Congress passed a $1.3 trillion spending measure late last week, a move that funds federal agencies through September 30th. It will take about one month before individual agencies will receive their allocated spending numbers, but business should significantly pick up from now till the end of year. New starts that had been put on hold can now commence. Specifically, the Read more
General Dynamics is likely now to be successful in its bid to acquire CSRA, a merger Bloomberg Government estimates will create the largest provider of IT services to the federal government. If true, the combined company would supplant Leidos, the current holder of the Read more
Newly unemployed reader A. McMaster of Washington, D.C. writes, “My new company has a federal client that loves baseball. We’d like to take him to our suite for National’s home opener.
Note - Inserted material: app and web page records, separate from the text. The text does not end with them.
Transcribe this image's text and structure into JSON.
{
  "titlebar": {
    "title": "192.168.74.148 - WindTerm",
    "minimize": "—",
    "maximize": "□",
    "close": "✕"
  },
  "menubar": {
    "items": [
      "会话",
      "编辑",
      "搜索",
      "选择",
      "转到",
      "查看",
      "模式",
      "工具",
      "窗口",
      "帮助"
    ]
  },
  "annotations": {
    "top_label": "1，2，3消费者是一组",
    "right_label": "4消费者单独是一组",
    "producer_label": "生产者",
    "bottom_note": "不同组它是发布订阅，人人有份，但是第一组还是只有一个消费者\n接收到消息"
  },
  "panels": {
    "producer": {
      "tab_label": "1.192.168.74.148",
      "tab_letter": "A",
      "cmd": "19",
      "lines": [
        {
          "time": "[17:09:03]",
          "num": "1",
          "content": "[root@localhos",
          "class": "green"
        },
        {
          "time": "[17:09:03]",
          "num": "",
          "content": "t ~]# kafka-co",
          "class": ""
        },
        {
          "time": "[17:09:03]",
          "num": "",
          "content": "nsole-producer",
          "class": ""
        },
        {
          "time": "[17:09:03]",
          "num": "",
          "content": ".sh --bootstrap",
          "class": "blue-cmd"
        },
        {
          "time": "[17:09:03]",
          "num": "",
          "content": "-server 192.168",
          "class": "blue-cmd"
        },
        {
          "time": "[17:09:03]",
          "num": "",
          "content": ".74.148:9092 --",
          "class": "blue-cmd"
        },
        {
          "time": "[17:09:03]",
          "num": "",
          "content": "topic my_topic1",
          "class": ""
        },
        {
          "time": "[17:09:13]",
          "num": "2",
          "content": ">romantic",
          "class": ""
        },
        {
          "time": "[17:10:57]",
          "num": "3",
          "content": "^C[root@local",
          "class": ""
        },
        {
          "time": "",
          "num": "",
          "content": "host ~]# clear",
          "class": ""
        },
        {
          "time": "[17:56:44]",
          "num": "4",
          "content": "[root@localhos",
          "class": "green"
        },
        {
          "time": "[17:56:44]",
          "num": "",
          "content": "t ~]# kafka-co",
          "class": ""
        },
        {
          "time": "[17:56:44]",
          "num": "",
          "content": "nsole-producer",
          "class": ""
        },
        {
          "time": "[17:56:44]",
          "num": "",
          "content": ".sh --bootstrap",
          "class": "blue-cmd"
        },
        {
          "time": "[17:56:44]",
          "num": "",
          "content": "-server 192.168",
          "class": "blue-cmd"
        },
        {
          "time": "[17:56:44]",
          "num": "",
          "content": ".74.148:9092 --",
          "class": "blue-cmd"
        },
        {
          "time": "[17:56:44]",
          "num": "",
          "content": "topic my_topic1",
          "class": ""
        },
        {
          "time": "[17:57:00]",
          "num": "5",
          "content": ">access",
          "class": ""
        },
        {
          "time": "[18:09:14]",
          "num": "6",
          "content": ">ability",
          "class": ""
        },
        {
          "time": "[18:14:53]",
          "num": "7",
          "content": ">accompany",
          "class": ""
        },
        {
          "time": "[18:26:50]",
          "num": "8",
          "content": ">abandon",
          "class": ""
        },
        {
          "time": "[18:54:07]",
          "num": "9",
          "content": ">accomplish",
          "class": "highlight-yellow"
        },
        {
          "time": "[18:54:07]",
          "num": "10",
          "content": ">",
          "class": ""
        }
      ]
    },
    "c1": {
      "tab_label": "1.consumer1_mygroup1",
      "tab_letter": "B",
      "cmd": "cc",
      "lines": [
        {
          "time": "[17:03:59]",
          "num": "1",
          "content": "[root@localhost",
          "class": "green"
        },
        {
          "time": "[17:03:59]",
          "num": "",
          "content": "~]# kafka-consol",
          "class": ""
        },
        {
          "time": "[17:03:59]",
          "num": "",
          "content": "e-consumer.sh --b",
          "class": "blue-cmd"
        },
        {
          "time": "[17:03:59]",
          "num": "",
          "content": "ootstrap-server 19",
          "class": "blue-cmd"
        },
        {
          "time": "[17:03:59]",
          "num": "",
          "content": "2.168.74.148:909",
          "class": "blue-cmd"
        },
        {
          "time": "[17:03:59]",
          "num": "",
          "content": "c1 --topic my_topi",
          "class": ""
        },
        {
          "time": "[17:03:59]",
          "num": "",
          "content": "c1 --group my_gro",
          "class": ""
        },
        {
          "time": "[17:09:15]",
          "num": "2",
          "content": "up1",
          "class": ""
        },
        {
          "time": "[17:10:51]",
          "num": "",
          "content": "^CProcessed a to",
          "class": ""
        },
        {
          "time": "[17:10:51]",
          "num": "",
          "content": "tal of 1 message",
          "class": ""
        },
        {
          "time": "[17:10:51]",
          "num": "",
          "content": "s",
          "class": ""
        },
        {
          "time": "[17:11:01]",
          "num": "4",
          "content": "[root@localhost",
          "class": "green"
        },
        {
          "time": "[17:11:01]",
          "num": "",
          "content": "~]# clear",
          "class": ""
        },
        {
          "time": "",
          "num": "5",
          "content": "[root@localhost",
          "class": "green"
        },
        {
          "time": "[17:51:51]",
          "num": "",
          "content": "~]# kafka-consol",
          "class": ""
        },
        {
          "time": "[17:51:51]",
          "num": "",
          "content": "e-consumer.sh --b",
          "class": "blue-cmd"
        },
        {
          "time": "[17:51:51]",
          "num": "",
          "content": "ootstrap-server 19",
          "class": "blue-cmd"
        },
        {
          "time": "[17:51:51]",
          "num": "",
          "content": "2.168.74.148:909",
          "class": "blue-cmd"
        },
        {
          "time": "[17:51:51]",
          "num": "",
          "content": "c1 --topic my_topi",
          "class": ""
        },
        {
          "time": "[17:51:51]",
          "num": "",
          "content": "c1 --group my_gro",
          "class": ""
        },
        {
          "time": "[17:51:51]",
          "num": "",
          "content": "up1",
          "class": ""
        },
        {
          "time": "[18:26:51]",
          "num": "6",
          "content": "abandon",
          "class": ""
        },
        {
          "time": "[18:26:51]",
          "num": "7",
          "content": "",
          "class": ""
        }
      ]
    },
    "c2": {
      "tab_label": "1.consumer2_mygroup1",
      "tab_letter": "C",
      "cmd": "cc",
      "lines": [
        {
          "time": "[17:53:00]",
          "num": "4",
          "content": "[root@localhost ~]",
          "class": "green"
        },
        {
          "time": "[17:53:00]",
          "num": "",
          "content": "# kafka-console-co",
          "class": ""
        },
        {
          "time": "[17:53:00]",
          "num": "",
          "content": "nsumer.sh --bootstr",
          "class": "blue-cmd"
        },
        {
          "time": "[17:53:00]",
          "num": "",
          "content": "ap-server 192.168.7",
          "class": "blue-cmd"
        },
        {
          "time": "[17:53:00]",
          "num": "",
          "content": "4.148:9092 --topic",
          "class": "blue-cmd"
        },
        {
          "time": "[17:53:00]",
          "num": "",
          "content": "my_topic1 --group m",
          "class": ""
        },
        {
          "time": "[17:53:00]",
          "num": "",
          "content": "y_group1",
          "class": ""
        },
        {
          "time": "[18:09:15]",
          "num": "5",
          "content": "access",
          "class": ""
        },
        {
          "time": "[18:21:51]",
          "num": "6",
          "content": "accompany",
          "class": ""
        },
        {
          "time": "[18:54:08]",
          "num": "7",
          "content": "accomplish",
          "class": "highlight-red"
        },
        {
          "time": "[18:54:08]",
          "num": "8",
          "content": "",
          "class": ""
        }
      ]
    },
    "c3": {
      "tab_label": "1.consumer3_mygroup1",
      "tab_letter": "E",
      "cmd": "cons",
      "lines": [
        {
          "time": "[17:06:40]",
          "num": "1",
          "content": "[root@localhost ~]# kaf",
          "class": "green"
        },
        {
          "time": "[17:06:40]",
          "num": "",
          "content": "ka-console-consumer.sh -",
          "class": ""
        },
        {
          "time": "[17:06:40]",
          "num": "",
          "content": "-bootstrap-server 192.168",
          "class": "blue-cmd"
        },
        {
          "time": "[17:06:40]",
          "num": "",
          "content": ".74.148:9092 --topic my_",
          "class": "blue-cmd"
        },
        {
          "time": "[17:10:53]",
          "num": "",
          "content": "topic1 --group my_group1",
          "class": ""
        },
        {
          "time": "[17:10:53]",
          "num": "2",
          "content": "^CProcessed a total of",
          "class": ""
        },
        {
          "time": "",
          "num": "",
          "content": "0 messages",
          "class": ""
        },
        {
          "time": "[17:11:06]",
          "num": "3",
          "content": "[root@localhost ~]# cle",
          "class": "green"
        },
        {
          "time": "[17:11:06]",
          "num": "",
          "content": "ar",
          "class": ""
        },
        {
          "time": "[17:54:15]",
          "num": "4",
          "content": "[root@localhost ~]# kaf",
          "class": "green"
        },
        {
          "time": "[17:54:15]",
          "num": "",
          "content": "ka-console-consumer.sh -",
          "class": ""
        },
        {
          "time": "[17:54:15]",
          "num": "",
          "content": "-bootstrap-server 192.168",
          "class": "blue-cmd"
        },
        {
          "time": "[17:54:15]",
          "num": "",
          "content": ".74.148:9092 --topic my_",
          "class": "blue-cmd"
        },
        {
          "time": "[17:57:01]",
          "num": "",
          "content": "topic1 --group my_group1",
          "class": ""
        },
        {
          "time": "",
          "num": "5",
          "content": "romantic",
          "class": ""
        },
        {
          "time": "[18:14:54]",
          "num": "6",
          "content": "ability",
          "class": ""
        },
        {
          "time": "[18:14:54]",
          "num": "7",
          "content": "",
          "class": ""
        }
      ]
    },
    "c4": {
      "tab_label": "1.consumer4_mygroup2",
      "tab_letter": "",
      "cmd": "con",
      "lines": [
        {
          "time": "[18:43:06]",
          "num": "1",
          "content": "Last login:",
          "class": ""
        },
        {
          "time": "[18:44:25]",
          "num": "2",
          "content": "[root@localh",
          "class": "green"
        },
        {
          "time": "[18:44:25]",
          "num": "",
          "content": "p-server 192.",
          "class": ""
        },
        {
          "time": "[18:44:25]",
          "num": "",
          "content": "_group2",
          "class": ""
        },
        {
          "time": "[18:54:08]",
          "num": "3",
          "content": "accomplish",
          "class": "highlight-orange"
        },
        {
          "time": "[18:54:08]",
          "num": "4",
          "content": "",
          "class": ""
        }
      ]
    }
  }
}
We do this for our commercial customers who don’t buy nearly as much from us. Can we take our federal client?” Sorry, A., but you strike out here before you even get to the plate. Federal ethics rules prohibit a gift from a “covered source” (that’d be any contractor) that is valued at more than $20 per occasion. Similarly, federal employees are prohibited from taking gifts valued at more than $50 a year from the same source. Even bleacher seats and a coke put you past the $20 limit. Both you and your customer can get in trouble if you offer, and they accept, any gift that exceeds these amounts. Even though federal employees receive regular ethics training, people being people will still sometimes accept things they know they should not. Your customer may get a slap on the wrist, but you could end up being personally added to the Excluded Parties List (yes, this has happened to contractor’s bearing gifts). Keep yourself in the game and make sure you and your company know the rules about gifts. If you’re really looking for someone in federal, Allen Federal sings a mean rendition of “Take Me Out To the Ballgame”.
GSA is asking Congress to raise the Micro-Purchase threshold to $25,000 for all federal agencies as part of its plan to implement a previous Congressional mandate to establish commercial e-commerce portals. The recommendation was just one legislative change GSA requested as part of the agency’s Phase I report released late last week. Other legislative changes include revising open market commercial buying rules to look more like the Read more
On the heels of a recent Air Force’s moratorium on speaking to the press, the Pentagon’s #2 official has issued guidance saying that DOD personnel should, indeed, continue to speak with contractors. The March 2nd memo issued by Deputy Secretary of Defense Patrick Shanahan states, “Leaders must talk with personnel about the importance of having dialogue with Read more